The Head-Turning Thing Steve Harvey Just Said About His Comedy Career

It's been a while since Steve Harvey retired from stand-up comedy. In 2012, he performed a sold-out show at the MGM Grand Garden Arena in Las Vegas, Nevada, as a farewell to everyone who has supported him for almost three decades. "I just want to thank everybody for 27 years of love and support and God willing I'll do 27 more, it just won't be at this," he said at the time, per The Huffington Post. "But I really just want to thank everyone!"

Harvey wasn't kidding when he said that he's willing to share his talents beyond stand-up for a few more decades. After conquering the stage, he went on to make a name for himself in television, radio, and film by hosting a slate of shows on the biggest networks. He currently hosts "Steve on Watch," "Family Feud" and its spin-offs, the Miss Universe competition, and just recently, he launched court comedy "Judge Steve Harvey."

Suffice to say, Harvey is now something of a multimedia juggernaut, but it doesn't mean that he's not missing the stage and his roots as a comedian. "I'm gonna be honest with you, man. I've been really seriously thinking about it," he told The Hollywood Reporter when asked if he'll ever do another stand-up show. "I got a special in me that's so funny."

But don't hold your breath. Per his recent statements, Harvey thinks that it's impossible for him to take the stage now.

Steve Harvey refuses to return to stand-up comedy due to cancel culture

Steve Harvey thinks that people are easily offended these days. During the Television Critics Association press tour, he admitted that while he's interested in doing a comedy special just like his peers, he refuses to do so as "cancel culture" may damage his career.

"The only way I can do one more special is if it's at the end of my television career because it will end my television career," the host said, per Variety. "We're in the cancel culture now.
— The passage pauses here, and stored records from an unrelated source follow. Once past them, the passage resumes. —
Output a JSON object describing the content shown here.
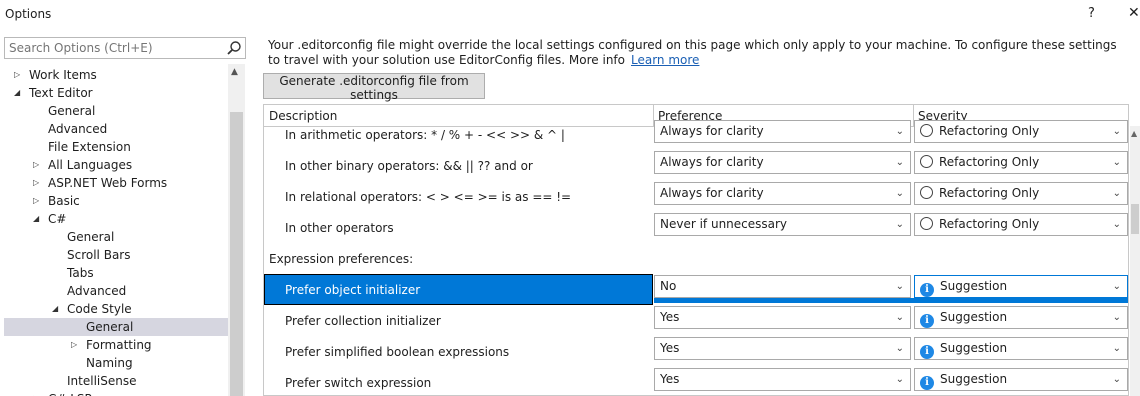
{
  "window": {
    "title": "Options",
    "help_label": "?",
    "close_label": "✕"
  },
  "search": {
    "placeholder": "Search Options (Ctrl+E)",
    "value": ""
  },
  "tree": [
    {
      "label": "Work Items",
      "arrow": "▷",
      "indent": 0,
      "selected": false
    },
    {
      "label": "Text Editor",
      "arrow": "◢",
      "indent": 0,
      "selected": false
    },
    {
      "label": "General",
      "arrow": "",
      "indent": 1,
      "selected": false
    },
    {
      "label": "Advanced",
      "arrow": "",
      "indent": 1,
      "selected": false
    },
    {
      "label": "File Extension",
      "arrow": "",
      "indent": 1,
      "selected": false
    },
    {
      "label": "All Languages",
      "arrow": "▷",
      "indent": 1,
      "selected": false
    },
    {
      "label": "ASP.NET Web Forms",
      "arrow": "▷",
      "indent": 1,
      "selected": false
    },
    {
      "label": "Basic",
      "arrow": "▷",
      "indent": 1,
      "selected": false
    },
    {
      "label": "C#",
      "arrow": "◢",
      "indent": 1,
      "selected": false
    },
    {
      "label": "General",
      "arrow": "",
      "indent": 2,
      "selected": false
    },
    {
      "label": "Scroll Bars",
      "arrow": "",
      "indent": 2,
      "selected": false
    },
    {
      "label": "Tabs",
      "arrow": "",
      "indent": 2,
      "selected": false
    },
    {
      "label": "Advanced",
      "arrow": "",
      "indent": 2,
      "selected": false
    },
    {
      "label": "Code Style",
      "arrow": "◢",
      "indent": 2,
      "selected": false
    },
    {
      "label": "General",
      "arrow": "",
      "indent": 3,
      "selected": true
    },
    {
      "label": "Formatting",
      "arrow": "▷",
      "indent": 3,
      "selected": false
    },
    {
      "label": "Naming",
      "arrow": "",
      "indent": 3,
      "selected": false
    },
    {
      "label": "IntelliSense",
      "arrow": "",
      "indent": 2,
      "selected": false
    },
    {
      "label": "C# LSP",
      "arrow": "▷",
      "indent": 1,
      "selected": false
    }
  ],
  "info": {
    "text": "Your .editorconfig file might override the local settings configured on this page which only apply to your machine. To configure these settings to travel with your solution use EditorConfig files. More info",
    "link": "Learn more"
  },
  "generate_button": "Generate .editorconfig file from settings",
  "grid": {
    "headers": {
      "description": "Description",
      "preference": "Preference",
      "severity": "Severity"
    },
    "rows": [
      {
        "kind": "item",
        "description": "In arithmetic operators:  *  /  %  +  -  <<  >>  &  ^  |",
        "preference": "Always for clarity",
        "severity": "Refactoring Only",
        "severity_icon": "radio",
        "selected": false
      },
      {
        "kind": "item",
        "description": "In other binary operators:  &&  ||  ??  and  or",
        "preference": "Always for clarity",
        "severity": "Refactoring Only",
        "severity_icon": "radio",
        "selected": false
      },
      {
        "kind": "item",
        "description": "In relational operators:  <  >  <=  >=  is  as  ==  !=",
        "preference": "Always for clarity",
        "severity": "Refactoring Only",
        "severity_icon": "radio",
        "selected": false
      },
      {
        "kind": "item",
        "description": "In other operators",
        "preference": "Never if unnecessary",
        "severity": "Refactoring Only",
        "severity_icon": "radio",
        "selected": false
      },
      {
        "kind": "section",
        "description": "Expression preferences:"
      },
      {
        "kind": "item",
        "description": "Prefer object initializer",
        "preference": "No",
        "severity": "Suggestion",
        "severity_icon": "info",
        "selected": true
      },
      {
        "kind": "item",
        "description": "Prefer collection initializer",
        "preference": "Yes",
        "severity": "Suggestion",
        "severity_icon": "info",
        "selected": false
      },
      {
        "kind": "item",
        "description": "Prefer simplified boolean expressions",
        "preference": "Yes",
        "severity": "Suggestion",
        "severity_icon": "info",
        "selected": false
      },
      {
        "kind": "item",
        "description": "Prefer switch expression",
        "preference": "Yes",
        "severity": "Suggestion",
        "severity_icon": "info",
        "selected": false
      }
    ]
  },
  "colors": {
    "selection": "#0078d7",
    "tree_selection": "#d6d6e0",
    "link": "#1a5fb4"
  }
}
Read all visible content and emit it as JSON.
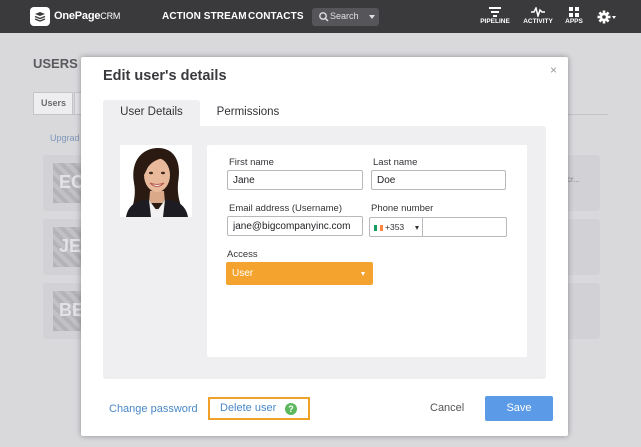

No stand-up that is sponsor-driven can say anything he wants to."

He also said that too much political correctness is ruining the industry he once thrived in. "If I had tried to continue as a stand-up, there's no way I could maintain it. Political correctness has killed comedy. Every joke you tell now, it hurts somebody's feelings."

This isn't the first time that Harvey has spoken against cancel culture. In an interview with The Hollywood Reporter in 2018, he said that cancel culture has made it harder to succeed in comedy. "That's the one hesitancy I have with going back to stand-up. I'm in a sponsor-driven business, and they keep moving the line of political correctness," he said. "If I tell a joke, Procter & Gamble pulls. Once Procter & Gamble pulls, Mercedes gotta pull. Then Kool-Aid. That's an ugly place to be in."